### Try it
Copy each line of the entries below that contains the string "もうこんな仕事とはおさらばだ".

### Given entries

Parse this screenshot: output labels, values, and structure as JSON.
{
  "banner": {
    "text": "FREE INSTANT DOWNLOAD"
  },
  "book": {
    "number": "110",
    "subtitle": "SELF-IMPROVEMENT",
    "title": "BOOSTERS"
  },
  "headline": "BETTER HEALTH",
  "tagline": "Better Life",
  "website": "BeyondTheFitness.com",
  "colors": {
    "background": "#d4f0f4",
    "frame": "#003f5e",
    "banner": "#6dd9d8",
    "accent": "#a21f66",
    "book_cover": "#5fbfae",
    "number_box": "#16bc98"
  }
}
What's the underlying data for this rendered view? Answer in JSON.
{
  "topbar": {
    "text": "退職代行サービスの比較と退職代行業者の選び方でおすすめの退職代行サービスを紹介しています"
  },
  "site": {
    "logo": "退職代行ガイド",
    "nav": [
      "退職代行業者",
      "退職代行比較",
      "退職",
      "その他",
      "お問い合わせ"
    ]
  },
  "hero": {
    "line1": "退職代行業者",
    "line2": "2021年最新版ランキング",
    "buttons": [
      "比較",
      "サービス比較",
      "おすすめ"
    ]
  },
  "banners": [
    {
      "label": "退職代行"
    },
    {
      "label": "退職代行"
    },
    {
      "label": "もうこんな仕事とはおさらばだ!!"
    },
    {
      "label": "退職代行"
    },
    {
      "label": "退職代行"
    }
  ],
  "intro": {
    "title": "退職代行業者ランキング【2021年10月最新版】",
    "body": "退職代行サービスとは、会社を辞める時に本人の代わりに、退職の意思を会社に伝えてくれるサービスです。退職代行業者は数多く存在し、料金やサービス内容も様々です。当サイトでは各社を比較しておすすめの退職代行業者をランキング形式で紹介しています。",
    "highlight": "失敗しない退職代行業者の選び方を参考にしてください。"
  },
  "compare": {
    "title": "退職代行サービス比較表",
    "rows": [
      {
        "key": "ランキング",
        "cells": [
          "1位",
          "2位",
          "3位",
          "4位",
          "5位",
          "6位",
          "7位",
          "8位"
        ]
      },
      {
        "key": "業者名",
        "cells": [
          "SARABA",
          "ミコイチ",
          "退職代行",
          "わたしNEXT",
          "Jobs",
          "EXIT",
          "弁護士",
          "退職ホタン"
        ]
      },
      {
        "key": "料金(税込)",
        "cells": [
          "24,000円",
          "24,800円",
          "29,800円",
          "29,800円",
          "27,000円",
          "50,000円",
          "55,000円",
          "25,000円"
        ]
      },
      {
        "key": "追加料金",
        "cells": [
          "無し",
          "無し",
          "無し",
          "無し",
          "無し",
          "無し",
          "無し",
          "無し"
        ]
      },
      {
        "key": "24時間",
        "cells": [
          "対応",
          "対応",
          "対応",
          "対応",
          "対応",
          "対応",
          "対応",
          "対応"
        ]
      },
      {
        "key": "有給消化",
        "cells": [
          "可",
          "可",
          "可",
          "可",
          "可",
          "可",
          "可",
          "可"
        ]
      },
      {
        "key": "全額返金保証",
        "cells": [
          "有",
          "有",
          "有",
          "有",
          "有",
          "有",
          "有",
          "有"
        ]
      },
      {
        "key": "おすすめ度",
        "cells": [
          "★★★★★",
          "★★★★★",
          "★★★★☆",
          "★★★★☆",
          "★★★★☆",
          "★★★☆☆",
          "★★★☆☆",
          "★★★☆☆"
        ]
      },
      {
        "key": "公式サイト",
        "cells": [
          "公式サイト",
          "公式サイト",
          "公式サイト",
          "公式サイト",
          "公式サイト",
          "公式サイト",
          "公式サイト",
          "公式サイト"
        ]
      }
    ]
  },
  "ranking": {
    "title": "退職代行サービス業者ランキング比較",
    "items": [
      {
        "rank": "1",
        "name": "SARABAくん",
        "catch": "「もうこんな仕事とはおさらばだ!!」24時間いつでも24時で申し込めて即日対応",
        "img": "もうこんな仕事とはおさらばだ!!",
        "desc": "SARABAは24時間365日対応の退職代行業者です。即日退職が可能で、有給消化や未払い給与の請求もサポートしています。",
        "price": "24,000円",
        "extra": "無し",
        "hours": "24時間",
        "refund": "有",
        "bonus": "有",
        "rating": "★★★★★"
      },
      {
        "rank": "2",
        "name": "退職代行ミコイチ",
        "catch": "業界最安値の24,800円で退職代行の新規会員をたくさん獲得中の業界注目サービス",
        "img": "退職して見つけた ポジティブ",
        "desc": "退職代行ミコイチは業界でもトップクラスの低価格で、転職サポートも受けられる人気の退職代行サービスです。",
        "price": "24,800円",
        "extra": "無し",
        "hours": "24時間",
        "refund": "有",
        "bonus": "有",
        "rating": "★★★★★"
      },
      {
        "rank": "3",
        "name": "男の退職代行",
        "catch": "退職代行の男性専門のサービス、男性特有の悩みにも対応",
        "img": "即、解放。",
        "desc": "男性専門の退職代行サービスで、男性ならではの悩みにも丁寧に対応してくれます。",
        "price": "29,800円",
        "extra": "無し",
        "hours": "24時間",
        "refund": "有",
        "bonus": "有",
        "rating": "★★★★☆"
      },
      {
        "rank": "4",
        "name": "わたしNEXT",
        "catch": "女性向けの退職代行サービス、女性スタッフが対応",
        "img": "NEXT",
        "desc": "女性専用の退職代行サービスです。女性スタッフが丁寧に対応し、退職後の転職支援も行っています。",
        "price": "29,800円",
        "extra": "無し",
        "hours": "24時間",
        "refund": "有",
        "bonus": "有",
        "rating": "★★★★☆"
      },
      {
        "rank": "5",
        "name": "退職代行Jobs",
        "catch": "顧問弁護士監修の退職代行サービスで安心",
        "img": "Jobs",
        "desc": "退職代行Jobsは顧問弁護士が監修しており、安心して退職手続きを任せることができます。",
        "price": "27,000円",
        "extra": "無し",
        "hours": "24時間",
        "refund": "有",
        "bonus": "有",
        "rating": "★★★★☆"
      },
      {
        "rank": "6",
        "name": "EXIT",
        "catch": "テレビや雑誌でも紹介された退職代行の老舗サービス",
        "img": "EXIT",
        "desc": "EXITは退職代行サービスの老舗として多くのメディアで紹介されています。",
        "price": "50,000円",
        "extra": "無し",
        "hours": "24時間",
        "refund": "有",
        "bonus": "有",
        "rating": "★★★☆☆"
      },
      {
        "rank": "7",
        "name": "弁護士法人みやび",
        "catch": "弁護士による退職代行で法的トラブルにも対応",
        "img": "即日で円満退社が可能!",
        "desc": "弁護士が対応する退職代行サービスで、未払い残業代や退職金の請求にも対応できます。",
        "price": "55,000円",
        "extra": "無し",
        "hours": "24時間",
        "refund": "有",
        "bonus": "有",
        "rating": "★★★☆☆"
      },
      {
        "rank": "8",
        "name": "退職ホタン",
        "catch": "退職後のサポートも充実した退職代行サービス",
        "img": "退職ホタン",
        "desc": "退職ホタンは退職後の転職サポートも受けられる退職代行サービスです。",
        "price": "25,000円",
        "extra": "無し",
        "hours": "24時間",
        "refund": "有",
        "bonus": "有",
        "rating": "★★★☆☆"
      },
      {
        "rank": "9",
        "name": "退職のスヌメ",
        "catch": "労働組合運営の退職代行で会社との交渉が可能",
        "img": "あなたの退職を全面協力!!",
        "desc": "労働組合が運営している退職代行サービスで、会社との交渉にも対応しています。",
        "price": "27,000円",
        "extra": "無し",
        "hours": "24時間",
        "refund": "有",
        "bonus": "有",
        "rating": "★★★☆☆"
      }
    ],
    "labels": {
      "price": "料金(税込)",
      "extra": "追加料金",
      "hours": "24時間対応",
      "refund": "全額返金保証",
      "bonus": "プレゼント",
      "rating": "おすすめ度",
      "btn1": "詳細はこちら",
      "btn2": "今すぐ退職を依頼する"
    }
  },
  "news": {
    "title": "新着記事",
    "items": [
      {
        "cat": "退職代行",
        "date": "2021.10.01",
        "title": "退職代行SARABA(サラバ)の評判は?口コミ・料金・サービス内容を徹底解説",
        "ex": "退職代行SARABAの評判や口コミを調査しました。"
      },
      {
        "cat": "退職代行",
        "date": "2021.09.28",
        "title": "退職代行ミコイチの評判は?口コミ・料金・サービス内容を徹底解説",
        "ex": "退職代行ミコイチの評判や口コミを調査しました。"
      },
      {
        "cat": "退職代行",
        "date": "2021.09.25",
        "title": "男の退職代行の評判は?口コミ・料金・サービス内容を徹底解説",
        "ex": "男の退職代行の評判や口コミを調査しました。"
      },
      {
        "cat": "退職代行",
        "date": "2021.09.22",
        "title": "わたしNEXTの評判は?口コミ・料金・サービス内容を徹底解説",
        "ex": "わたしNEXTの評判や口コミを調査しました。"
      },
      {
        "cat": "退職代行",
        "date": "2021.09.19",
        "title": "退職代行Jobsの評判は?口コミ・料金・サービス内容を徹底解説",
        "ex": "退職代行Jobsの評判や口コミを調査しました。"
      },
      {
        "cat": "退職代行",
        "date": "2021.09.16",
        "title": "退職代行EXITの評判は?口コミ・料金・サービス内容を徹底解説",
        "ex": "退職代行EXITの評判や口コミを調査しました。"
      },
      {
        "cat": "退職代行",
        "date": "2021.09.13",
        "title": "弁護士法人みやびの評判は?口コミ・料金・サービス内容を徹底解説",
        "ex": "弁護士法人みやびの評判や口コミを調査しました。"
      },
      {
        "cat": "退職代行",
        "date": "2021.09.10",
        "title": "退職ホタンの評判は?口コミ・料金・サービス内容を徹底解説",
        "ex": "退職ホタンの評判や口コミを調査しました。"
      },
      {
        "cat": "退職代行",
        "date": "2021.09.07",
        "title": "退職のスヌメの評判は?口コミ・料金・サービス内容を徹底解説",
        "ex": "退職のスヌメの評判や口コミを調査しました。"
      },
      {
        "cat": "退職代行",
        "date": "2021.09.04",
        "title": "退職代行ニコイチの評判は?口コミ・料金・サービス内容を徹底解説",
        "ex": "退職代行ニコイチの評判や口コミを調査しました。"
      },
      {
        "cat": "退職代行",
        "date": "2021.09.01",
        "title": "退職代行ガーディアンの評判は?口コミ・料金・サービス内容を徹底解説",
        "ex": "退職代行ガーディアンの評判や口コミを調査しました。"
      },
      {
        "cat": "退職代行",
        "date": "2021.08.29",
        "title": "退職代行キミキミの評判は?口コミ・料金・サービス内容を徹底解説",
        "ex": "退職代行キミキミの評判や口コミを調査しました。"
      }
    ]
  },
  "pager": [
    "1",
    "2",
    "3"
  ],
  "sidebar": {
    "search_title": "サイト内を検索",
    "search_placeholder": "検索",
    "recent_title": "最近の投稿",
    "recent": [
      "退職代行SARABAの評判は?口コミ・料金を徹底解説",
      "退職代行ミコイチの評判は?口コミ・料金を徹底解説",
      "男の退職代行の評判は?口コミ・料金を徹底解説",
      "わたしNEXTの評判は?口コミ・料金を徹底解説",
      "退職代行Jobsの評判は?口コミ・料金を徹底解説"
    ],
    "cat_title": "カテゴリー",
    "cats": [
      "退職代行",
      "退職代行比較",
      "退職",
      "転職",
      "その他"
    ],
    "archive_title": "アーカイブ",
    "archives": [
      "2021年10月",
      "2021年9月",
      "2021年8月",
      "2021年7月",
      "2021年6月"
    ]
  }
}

### Your solution
      "label": "もうこんな仕事とはおさらばだ!!"
        "catch": "「もうこんな仕事とはおさらばだ!!」24時間いつでも24時で申し込めて即日対応",
        "img": "もうこんな仕事とはおさらばだ!!",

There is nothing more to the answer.